### WHAT YOU WILL DO
Which lines in the data below contain the word "context"? Pull each of them out.

### DATA
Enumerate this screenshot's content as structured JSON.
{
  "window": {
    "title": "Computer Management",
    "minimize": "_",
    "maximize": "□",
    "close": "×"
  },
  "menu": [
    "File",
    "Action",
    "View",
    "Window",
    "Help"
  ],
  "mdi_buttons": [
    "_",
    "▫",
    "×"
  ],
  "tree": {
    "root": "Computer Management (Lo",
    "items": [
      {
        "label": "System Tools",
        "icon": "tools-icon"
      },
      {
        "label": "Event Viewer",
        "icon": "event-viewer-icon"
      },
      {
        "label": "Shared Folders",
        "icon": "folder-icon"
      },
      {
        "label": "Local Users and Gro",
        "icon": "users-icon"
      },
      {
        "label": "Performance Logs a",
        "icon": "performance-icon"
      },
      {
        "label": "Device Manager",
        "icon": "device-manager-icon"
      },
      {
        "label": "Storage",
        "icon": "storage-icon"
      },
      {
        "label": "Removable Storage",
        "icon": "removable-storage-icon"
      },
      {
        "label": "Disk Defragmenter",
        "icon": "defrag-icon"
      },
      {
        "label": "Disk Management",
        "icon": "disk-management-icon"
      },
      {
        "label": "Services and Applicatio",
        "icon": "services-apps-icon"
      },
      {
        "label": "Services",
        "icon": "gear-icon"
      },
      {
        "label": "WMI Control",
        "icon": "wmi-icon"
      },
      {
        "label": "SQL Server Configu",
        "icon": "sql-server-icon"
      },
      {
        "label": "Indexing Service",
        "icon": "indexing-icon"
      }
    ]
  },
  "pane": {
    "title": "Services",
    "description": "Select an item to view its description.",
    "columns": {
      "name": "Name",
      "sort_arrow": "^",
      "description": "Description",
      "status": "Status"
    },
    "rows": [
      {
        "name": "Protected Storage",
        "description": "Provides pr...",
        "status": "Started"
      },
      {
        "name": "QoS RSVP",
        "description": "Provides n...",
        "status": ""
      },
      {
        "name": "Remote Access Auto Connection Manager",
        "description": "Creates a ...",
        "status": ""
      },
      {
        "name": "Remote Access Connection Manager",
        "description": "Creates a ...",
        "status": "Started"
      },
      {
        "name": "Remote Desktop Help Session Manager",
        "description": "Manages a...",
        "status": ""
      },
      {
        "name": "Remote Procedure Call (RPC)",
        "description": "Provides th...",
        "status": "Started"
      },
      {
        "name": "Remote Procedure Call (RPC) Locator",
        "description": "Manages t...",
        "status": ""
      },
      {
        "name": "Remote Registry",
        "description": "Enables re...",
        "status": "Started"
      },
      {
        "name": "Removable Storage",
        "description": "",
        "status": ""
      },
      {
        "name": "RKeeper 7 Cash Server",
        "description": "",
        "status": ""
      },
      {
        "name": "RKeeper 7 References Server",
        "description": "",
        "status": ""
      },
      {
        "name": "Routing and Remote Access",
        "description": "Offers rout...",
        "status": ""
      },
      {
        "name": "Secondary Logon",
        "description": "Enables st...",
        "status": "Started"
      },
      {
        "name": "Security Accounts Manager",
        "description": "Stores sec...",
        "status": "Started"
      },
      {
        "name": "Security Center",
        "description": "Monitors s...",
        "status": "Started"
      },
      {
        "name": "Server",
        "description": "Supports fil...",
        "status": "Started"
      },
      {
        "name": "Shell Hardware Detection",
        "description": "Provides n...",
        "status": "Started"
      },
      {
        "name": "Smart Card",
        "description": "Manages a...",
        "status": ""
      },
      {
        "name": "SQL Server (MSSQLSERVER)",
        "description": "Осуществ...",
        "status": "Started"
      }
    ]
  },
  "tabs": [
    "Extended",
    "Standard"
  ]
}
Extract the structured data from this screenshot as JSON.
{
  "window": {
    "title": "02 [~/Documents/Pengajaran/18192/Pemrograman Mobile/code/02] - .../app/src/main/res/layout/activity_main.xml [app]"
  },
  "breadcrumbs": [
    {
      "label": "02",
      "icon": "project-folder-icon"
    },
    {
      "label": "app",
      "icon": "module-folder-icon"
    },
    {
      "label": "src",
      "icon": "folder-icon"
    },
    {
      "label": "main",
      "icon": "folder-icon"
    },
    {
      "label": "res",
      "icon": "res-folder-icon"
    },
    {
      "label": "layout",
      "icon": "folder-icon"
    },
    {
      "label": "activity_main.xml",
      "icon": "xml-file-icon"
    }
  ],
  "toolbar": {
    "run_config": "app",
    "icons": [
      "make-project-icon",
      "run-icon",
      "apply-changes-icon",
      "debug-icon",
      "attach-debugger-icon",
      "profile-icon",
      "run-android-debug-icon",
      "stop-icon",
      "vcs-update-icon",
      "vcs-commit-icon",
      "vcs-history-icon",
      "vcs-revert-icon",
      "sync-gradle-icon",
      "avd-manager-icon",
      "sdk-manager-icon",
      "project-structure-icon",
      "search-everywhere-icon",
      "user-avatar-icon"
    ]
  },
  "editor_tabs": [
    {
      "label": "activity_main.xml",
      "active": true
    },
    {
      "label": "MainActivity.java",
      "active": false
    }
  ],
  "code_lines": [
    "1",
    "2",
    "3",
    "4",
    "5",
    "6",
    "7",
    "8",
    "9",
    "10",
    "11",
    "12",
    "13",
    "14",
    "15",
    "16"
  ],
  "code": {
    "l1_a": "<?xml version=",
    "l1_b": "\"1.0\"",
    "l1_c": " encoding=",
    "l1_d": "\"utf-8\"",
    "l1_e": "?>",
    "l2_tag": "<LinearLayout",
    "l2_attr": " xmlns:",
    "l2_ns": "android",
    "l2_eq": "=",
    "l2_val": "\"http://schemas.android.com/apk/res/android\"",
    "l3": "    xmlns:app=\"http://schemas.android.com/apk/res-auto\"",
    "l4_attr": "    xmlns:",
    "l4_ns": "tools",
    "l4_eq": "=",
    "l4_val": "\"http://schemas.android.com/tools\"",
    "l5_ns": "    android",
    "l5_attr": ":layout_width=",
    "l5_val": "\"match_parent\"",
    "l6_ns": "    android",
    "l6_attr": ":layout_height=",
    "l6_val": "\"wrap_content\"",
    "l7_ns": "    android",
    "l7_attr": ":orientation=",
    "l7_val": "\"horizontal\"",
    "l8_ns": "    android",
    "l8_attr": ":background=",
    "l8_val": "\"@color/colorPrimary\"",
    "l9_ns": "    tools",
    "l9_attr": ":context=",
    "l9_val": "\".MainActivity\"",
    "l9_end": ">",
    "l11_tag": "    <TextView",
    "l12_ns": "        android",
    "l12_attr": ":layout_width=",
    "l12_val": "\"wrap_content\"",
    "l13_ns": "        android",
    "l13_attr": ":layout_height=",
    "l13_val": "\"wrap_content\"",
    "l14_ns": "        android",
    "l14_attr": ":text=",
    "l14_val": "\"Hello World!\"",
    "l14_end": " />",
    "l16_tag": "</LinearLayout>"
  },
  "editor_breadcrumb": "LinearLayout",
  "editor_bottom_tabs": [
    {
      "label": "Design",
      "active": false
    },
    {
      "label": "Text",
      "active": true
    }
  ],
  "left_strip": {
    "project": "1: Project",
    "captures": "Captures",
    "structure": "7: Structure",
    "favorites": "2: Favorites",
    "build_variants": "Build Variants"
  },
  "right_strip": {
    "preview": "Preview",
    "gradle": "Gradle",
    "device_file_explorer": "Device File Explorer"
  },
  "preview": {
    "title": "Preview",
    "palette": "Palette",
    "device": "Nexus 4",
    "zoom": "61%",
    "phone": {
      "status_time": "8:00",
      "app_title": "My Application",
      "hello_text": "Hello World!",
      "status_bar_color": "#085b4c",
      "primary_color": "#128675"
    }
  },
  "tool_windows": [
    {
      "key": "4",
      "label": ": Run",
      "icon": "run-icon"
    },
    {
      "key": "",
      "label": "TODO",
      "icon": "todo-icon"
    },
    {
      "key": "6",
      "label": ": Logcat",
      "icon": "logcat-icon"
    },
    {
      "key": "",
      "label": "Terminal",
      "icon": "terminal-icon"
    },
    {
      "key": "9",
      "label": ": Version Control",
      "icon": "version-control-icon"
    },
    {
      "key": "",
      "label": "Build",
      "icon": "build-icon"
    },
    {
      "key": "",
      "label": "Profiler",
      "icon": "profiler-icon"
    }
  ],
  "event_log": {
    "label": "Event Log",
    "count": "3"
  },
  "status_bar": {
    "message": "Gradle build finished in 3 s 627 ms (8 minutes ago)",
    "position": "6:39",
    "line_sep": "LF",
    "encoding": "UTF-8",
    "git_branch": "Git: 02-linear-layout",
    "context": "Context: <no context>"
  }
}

### RESPONSE TO THIS EXERCISE
    "l9_attr": ":context=",
    "context": "Context: <no context>"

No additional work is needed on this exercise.